Yeah, that’s definitely the battle. I think at the beginning, it was slightly liberating for me because I was collaborating all the time. But it can also be daunting. I tried to set some goals for myself. I think if you set constraints, it makes things a lot easier. As soon as I recognized there was a theme to the album lyrically, I was just like okay, these songs work, and these songs don’t. [The EP] is about my experience with death and love so setting those constraints just made it a lot easier. Sonically, as soon as I kind of tapped in on something, I was able to run with it. Sometimes it [can be] tricky in that no one else is helping you but it’s also a huge relief to not battle over what you want the guitar progression to sound like — it’s just up to me, you know?

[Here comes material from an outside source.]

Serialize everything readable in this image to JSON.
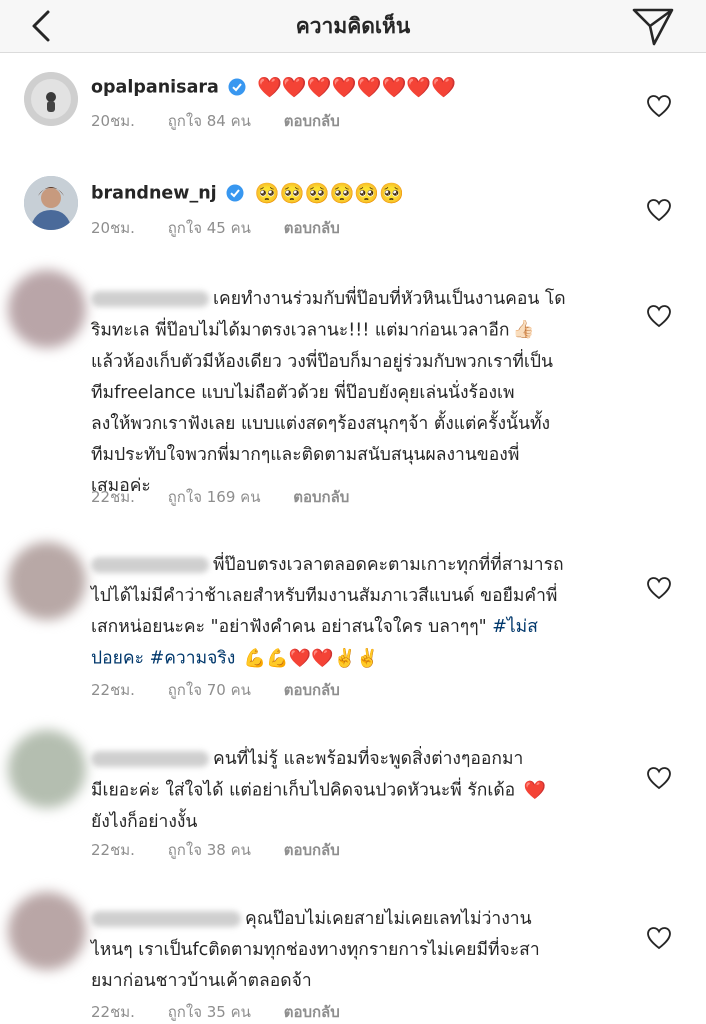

I don’t have to wait on other people, I can make songs at 4 a.m. if I want to. All that said, I think both are very valuable.
Right. What do you want people to take away from this album?
I mean, step one is just having people listen to it!
For this project, I tried to tap into some real human sentiments. Like, the one thing people say is death and taxes are the only things you can’t avoid, but that’s not true. You can avoid your taxes, I’m not recommending that but you can. You can’t avoid your own death. I think everyone should recognize that fact and that the people around you, like your parents or your loved ones, are not going to be around forever. You need to cherish the time you do have with them and with yourself. We need to exude love and soak in all life has to offer. We need to make every moment special. People don’t take time to themselves anymore. The album is 20 minutes — which can feel like a long time if you have a busy day but sometimes you need to take [that time] to sit down, let your day sink, and let your emotions hit you and I think the EP can help people with that.
I think people need to just take some time to find what they love in the world and who they love and let that be your treat to yourself before death comes to find you.
What was the most challenging part of making this album?
Staying fucking sane. Before this album, I never really identified as a singer. My dad always used to say “find your voice” and I didn’t really know what that meant. Now I think it means a couple things — it’s your actual singing voice [which] is literally a projection of yourself but also what you have to say. Everyone’s got their voice, whether it’s small or loud. Finding my own voice, like my sonic voice, and what I had to say was hard. You know the saying “the easiest and hardest thing to do is just be yourself?” I think that’s really true. I think it’s something that you don’t just figure out, you [have to] keep working on it. It’s a true craft.
The process of finding the songs, and the sounds was everything. It’s amazing to look back now with a finished album, but honestly it was all about the journey. For me, it was a soul-seeking adventure. Creation has always been something near and dear to me, but I never really got to the satisfaction of completion. It has lit a fire inside me to keep creating and to explore new sounds and stories.
What’s next for you?
With Birds, we’re just about to put out an EP and then we got an album coming out. Both of those projects have been in the works for a long time. For my solo career, I’m still trying to conceptualize that, and I think in the future I want to collaborate with some other people. I also have to find out what I want to say next — I don’t just want to be the death guy all the time.
I think the sentiments of love will always remain in what I create. I am working towards a full-length album. When that’s coming? I don’t know. Hopefully, I’ll play some shows as things open up. This project is the first big step and I’m looking forward to seeing where it goes.
kintaro’s EP, To Death, with Love, is available on all music streaming platforms today. Check it out here.